The price-quality ratio of Chilean wines continues to help them make inroads into international markets. This was revealed in the latest report on the wine industry by the French Organisation Internationale de la Vigne et du Vin (OIV).
According to the document, the South American country’s wines represented 8% of total global wine exports in 2009 compared to 6.6% the year before.
Thus, Chile has consolidated itself as the fifth-largest exporter in the world and comfortably surpasses the United States, which came in sixth. Unlike the South American country’s wine industry, which minimized the effects of the economic crisis, US vineyards did perceive its effects and their participation fell from 5.2% of the global market in 2008 to 4.6% in 2009.
According to René Merino, president of the Wines of Chile, the South American country’s industry has a comparative advantage over its US counterpart. “The price is extremely high in the United States and over the last few years the crisis has prompted demand for cheaper wines, where Chile presents major advantages,” he stated.
Thus, last year Chile sent 6.9 million hectoliters abroad. For its part, the United States sold 3.9 million to external markets.

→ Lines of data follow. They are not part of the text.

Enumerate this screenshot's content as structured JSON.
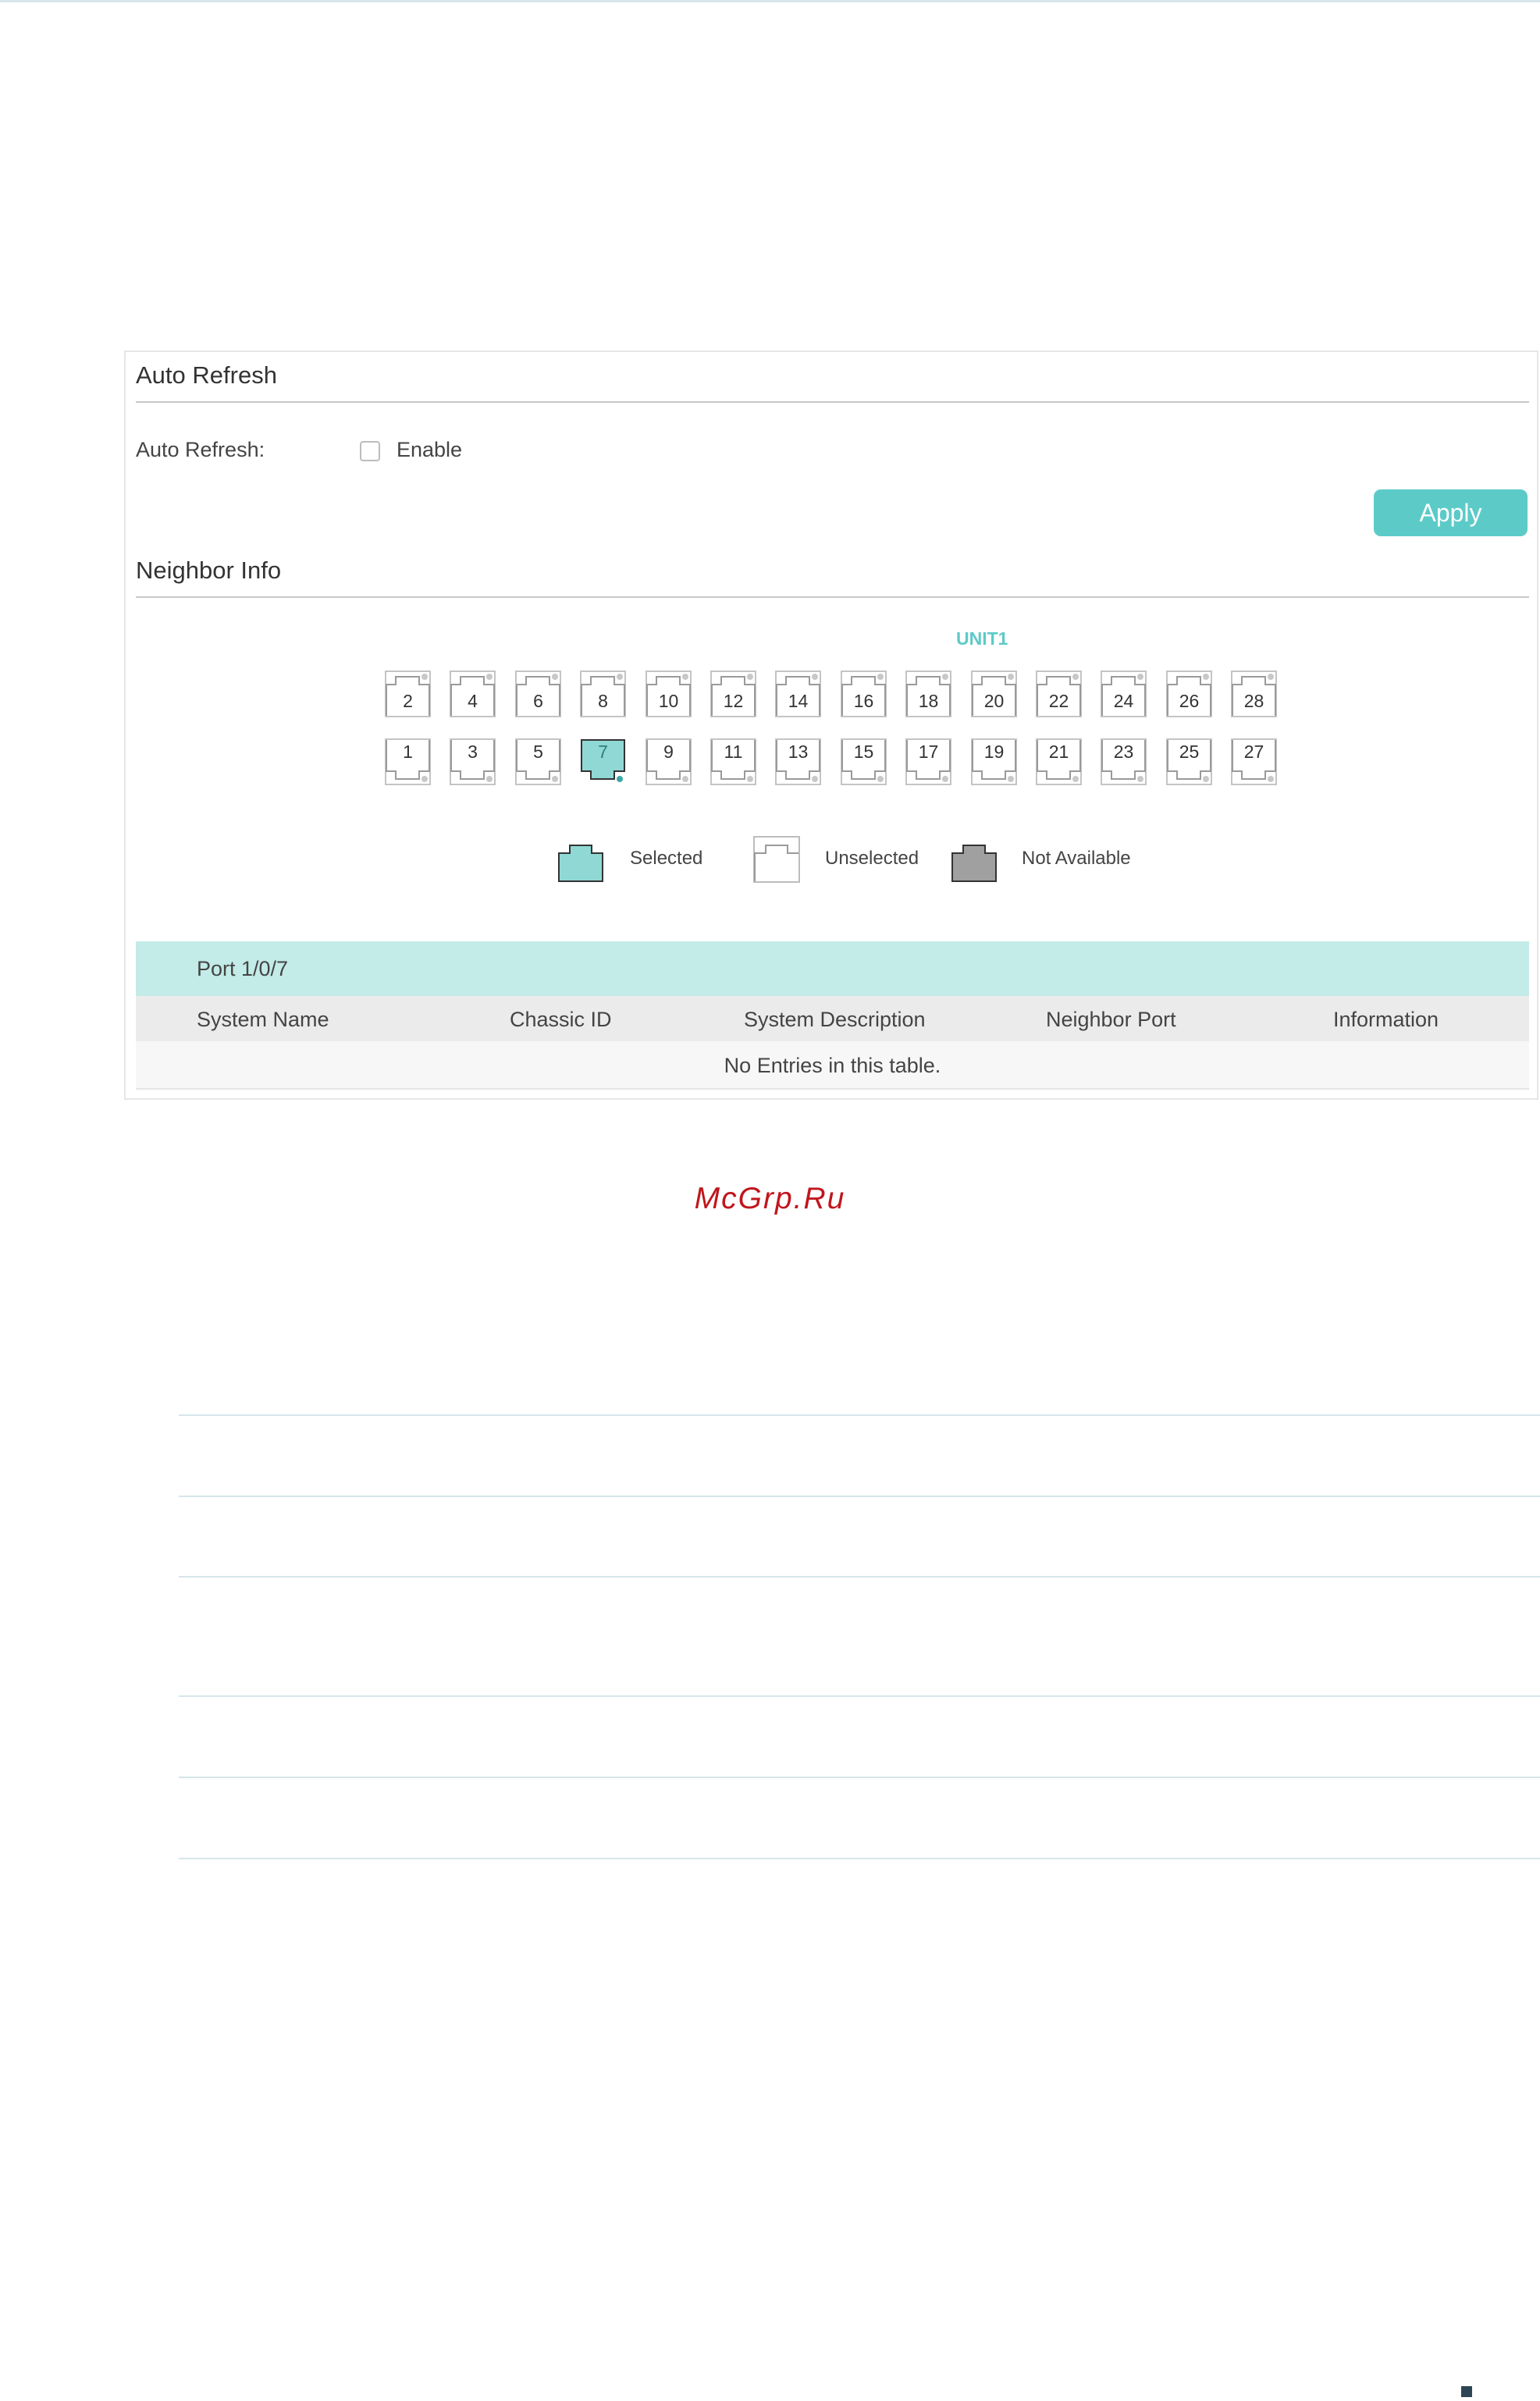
{
  "auto_refresh": {
    "section_title": "Auto Refresh",
    "field_label": "Auto Refresh:",
    "checkbox_label": "Enable",
    "checked": false,
    "apply_label": "Apply"
  },
  "neighbor_info": {
    "section_title": "Neighbor Info",
    "unit_label": "UNIT1",
    "ports_top": [
      "2",
      "4",
      "6",
      "8",
      "10",
      "12",
      "14",
      "16",
      "18",
      "20",
      "22",
      "24",
      "26",
      "28"
    ],
    "ports_bottom": [
      "1",
      "3",
      "5",
      "7",
      "9",
      "11",
      "13",
      "15",
      "17",
      "19",
      "21",
      "23",
      "25",
      "27"
    ],
    "selected_port": "7",
    "legend": {
      "selected": "Selected",
      "unselected": "Unselected",
      "not_available": "Not Available"
    }
  },
  "table": {
    "port_title": "Port 1/0/7",
    "columns": [
      "System Name",
      "Chassic ID",
      "System Description",
      "Neighbor Port",
      "Information"
    ],
    "empty_text": "No Entries in this table."
  },
  "watermark": "McGrp.Ru",
  "colors": {
    "accent": "#5ccbc8",
    "header_bg": "#c3ebe8",
    "selected_port_fill": "#8fd8d4",
    "not_available_fill": "#a0a0a0",
    "watermark": "#c0161d"
  }
}
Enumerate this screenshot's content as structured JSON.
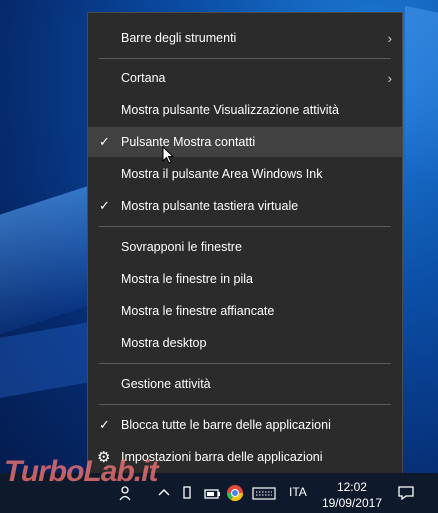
{
  "menu": {
    "items": [
      {
        "label": "Barre degli strumenti",
        "checked": false,
        "submenu": true
      },
      {
        "label": "Cortana",
        "checked": false,
        "submenu": true
      },
      {
        "label": "Mostra pulsante Visualizzazione attività",
        "checked": false
      },
      {
        "label": "Pulsante Mostra contatti",
        "checked": true
      },
      {
        "label": "Mostra il pulsante Area Windows Ink",
        "checked": false
      },
      {
        "label": "Mostra pulsante tastiera virtuale",
        "checked": true
      },
      {
        "label": "Sovrapponi le finestre"
      },
      {
        "label": "Mostra le finestre in pila"
      },
      {
        "label": "Mostra le finestre affiancate"
      },
      {
        "label": "Mostra desktop"
      },
      {
        "label": "Gestione attività"
      },
      {
        "label": "Blocca tutte le barre delle applicazioni",
        "checked": true
      },
      {
        "label": "Impostazioni barra delle applicazioni",
        "icon": "gear-icon"
      }
    ],
    "check_glyph": "✓",
    "arrow_glyph": "›",
    "gear_glyph": "⚙"
  },
  "taskbar": {
    "language": "ITA",
    "time": "12:02",
    "date": "19/09/2017"
  },
  "watermark": "TurboLab.it",
  "colors": {
    "menu_bg": "#2b2b2b",
    "hover_bg": "#414141",
    "taskbar_bg": "#0e1a2c"
  }
}
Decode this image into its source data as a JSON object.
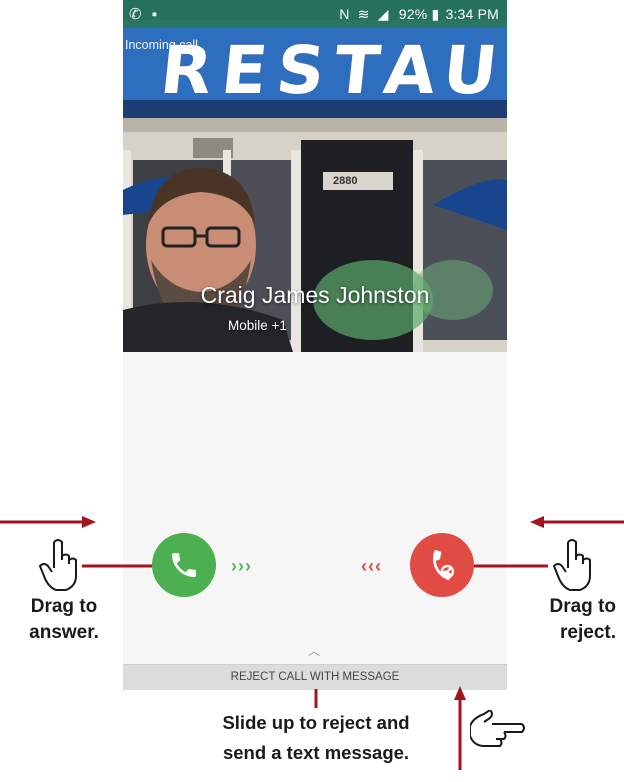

The country reduced the gap with the fourth-ranked exporter Australia: while the country in Oceania held a 1.2% lead over Chile in 2008, it was down to 0.9% in 2009.
Italy continues to be world leader with an industry that totals 21.5% of global exports, followed by Spain and France.